Website and app data records:
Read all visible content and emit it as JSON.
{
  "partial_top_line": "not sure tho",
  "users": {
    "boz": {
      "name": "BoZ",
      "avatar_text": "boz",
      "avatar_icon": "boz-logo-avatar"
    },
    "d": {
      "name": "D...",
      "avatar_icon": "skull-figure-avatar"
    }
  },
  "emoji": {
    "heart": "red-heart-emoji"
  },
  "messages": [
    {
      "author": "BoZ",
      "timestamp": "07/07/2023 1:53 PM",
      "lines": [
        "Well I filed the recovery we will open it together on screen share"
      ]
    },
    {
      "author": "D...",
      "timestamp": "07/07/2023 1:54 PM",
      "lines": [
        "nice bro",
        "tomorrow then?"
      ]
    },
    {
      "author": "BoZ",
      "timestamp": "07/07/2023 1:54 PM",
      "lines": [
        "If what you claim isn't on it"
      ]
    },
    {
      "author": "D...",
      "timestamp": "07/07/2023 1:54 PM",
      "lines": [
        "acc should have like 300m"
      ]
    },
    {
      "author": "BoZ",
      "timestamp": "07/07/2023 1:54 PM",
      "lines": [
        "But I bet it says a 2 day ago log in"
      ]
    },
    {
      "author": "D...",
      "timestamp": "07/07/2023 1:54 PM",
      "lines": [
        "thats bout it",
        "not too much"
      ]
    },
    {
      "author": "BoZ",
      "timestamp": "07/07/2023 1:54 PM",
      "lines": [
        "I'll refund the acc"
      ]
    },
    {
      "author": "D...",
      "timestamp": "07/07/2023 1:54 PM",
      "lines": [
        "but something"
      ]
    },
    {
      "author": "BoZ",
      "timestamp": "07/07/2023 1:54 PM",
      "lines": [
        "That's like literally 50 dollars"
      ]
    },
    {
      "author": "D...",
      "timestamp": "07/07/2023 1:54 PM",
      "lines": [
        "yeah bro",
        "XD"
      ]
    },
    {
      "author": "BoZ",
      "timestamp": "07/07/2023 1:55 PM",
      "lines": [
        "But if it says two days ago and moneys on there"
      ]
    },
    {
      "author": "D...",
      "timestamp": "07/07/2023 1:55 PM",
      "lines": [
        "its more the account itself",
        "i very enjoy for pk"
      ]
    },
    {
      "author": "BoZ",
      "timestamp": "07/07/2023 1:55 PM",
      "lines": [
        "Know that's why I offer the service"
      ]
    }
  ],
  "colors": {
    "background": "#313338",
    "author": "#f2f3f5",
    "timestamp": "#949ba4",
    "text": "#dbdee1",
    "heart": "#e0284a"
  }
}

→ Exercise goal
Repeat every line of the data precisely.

→ Output of the task
Read all visible content and emit it as JSON.
{
  "partial_top_line": "not sure tho",
  "users": {
    "boz": {
      "name": "BoZ",
      "avatar_text": "boz",
      "avatar_icon": "boz-logo-avatar"
    },
    "d": {
      "name": "D...",
      "avatar_icon": "skull-figure-avatar"
    }
  },
  "emoji": {
    "heart": "red-heart-emoji"
  },
  "messages": [
    {
      "author": "BoZ",
      "timestamp": "07/07/2023 1:53 PM",
      "lines": [
        "Well I filed the recovery we will open it together on screen share"
      ]
    },
    {
      "author": "D...",
      "timestamp": "07/07/2023 1:54 PM",
      "lines": [
        "nice bro",
        "tomorrow then?"
      ]
    },
    {
      "author": "BoZ",
      "timestamp": "07/07/2023 1:54 PM",
      "lines": [
        "If what you claim isn't on it"
      ]
    },
    {
      "author": "D...",
      "timestamp": "07/07/2023 1:54 PM",
      "lines": [
        "acc should have like 300m"
      ]
    },
    {
      "author": "BoZ",
      "timestamp": "07/07/2023 1:54 PM",
      "lines": [
        "But I bet it says a 2 day ago log in"
      ]
    },
    {
      "author": "D...",
      "timestamp": "07/07/2023 1:54 PM",
      "lines": [
        "thats bout it",
        "not too much"
      ]
    },
    {
      "author": "BoZ",
      "timestamp": "07/07/2023 1:54 PM",
      "lines": [
        "I'll refund the acc"
      ]
    },
    {
      "author": "D...",
      "timestamp": "07/07/2023 1:54 PM",
      "lines": [
        "but something"
      ]
    },
    {
      "author": "BoZ",
      "timestamp": "07/07/2023 1:54 PM",
      "lines": [
        "That's like literally 50 dollars"
      ]
    },
    {
      "author": "D...",
      "timestamp": "07/07/2023 1:54 PM",
      "lines": [
        "yeah bro",
        "XD"
      ]
    },
    {
      "author": "BoZ",
      "timestamp": "07/07/2023 1:55 PM",
      "lines": [
        "But if it says two days ago and moneys on there"
      ]
    },
    {
      "author": "D...",
      "timestamp": "07/07/2023 1:55 PM",
      "lines": [
        "its more the account itself",
        "i very enjoy for pk"
      ]
    },
    {
      "author": "BoZ",
      "timestamp": "07/07/2023 1:55 PM",
      "lines": [
        "Know that's why I offer the service"
      ]
    }
  ],
  "colors": {
    "background": "#313338",
    "author": "#f2f3f5",
    "timestamp": "#949ba4",
    "text": "#dbdee1",
    "heart": "#e0284a"
  }
}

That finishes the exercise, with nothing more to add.